> _Your instructions_
Please work out how many lines in the data below contain "value", and reply with that number alone.

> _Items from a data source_
——
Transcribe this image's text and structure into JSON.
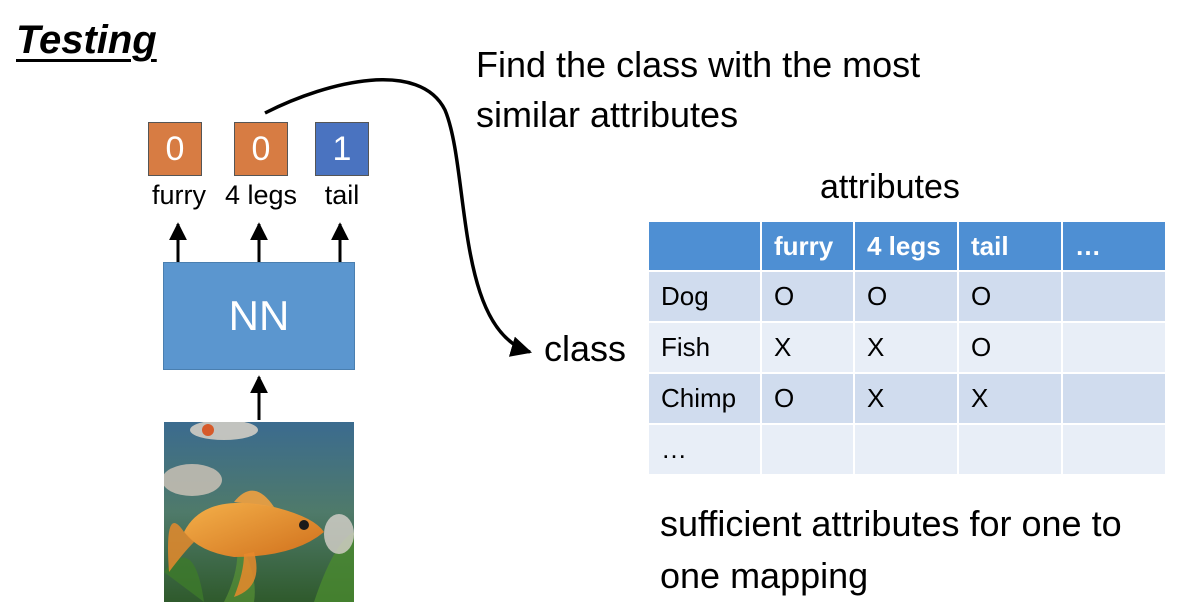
{
  "heading": "Testing",
  "instruction": "Find the class with the most similar attributes",
  "outputs": [
    {
      "value": "0",
      "label": "furry",
      "color": "#d77c43"
    },
    {
      "value": "0",
      "label": "4 legs",
      "color": "#d77c43"
    },
    {
      "value": "1",
      "label": "tail",
      "color": "#4a73c0"
    }
  ],
  "network_label": "NN",
  "class_label": "class",
  "table": {
    "title": "attributes",
    "header": [
      "",
      "furry",
      "4 legs",
      "tail",
      "…"
    ],
    "rows": [
      [
        "Dog",
        "O",
        "O",
        "O",
        ""
      ],
      [
        "Fish",
        "X",
        "X",
        "O",
        ""
      ],
      [
        "Chimp",
        "O",
        "X",
        "X",
        ""
      ],
      [
        "…",
        "",
        "",
        "",
        ""
      ]
    ]
  },
  "conclusion": "sufficient attributes for one to one mapping"
}
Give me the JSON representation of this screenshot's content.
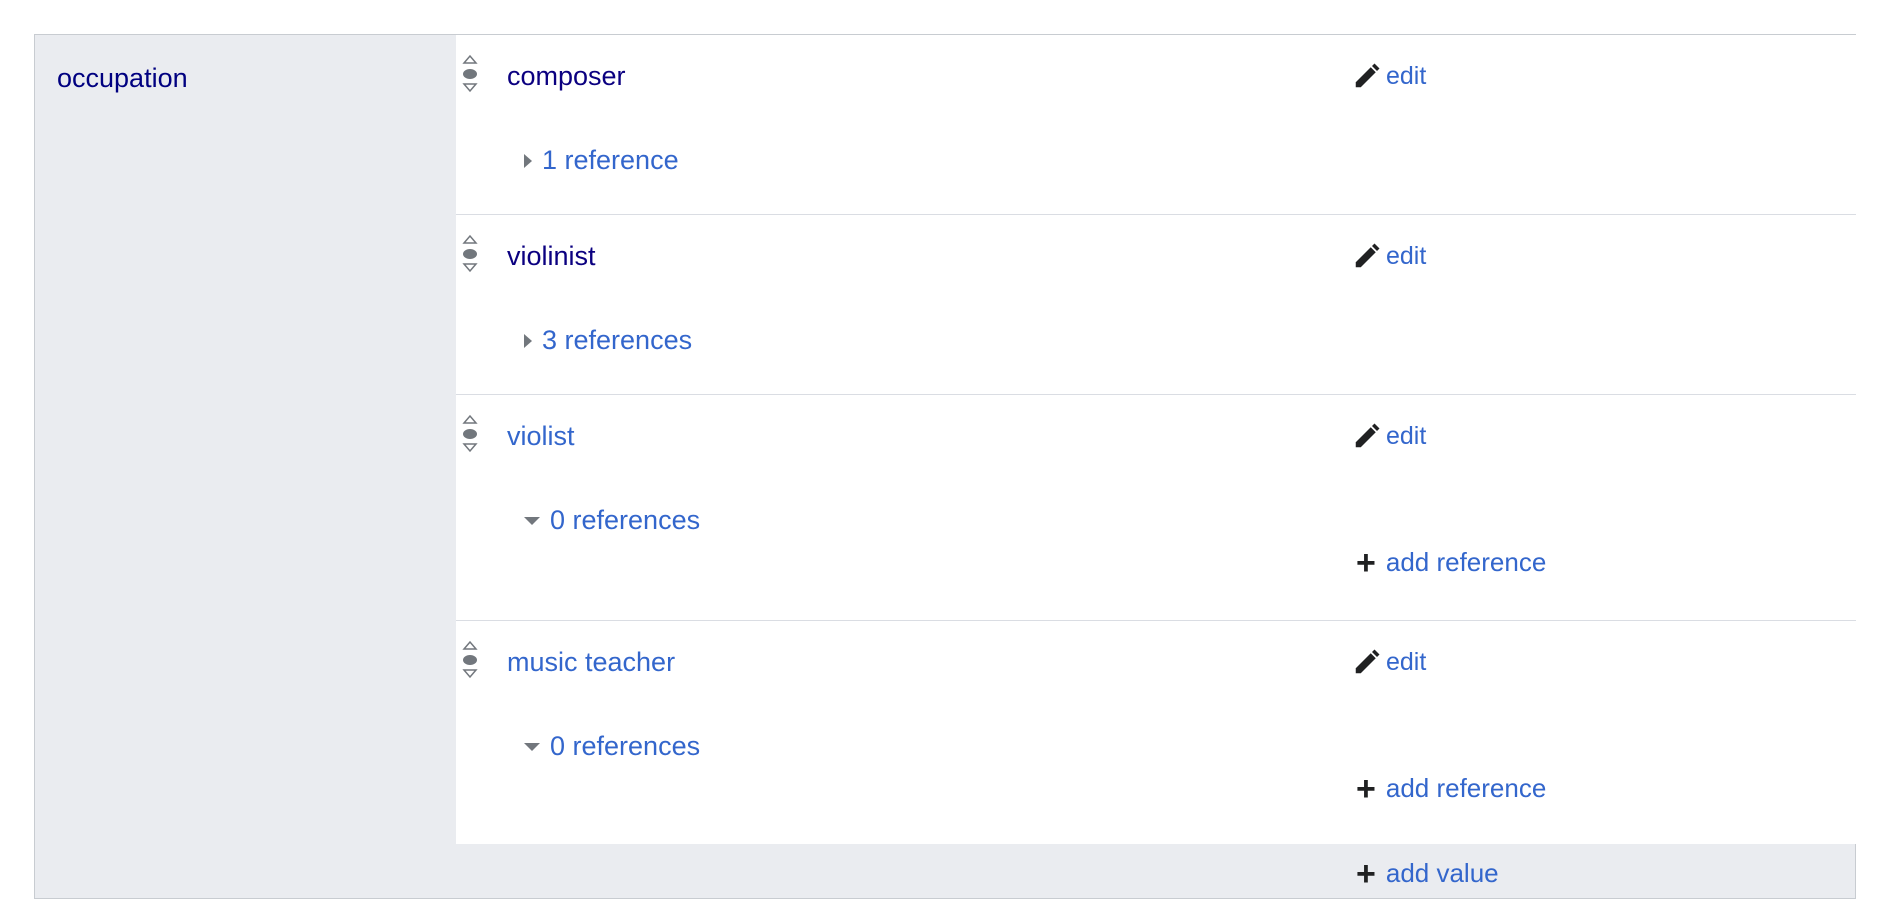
{
  "property": {
    "name": "occupation"
  },
  "statements": [
    {
      "value": "composer",
      "edit_label": "edit",
      "references_label": "1 reference",
      "references_expanded": false,
      "visited": true
    },
    {
      "value": "violinist",
      "edit_label": "edit",
      "references_label": "3 references",
      "references_expanded": false,
      "visited": true
    },
    {
      "value": "violist",
      "edit_label": "edit",
      "references_label": "0 references",
      "references_expanded": true,
      "add_reference_label": "add reference",
      "visited": false
    },
    {
      "value": "music teacher",
      "edit_label": "edit",
      "references_label": "0 references",
      "references_expanded": true,
      "add_reference_label": "add reference",
      "visited": false
    }
  ],
  "add_value_label": "add value",
  "colors": {
    "link": "#3366cc",
    "visited_link": "#0b0080",
    "property_link": "#000080",
    "group_background": "#eaecf0",
    "border": "#c8ccd1",
    "icon": "#202122"
  },
  "icons": {
    "edit": "pencil-icon",
    "rank": "rank-selector-icon",
    "add": "plus-icon",
    "collapsed": "triangle-right-icon",
    "expanded": "triangle-down-icon"
  }
}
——
> _Answer_
8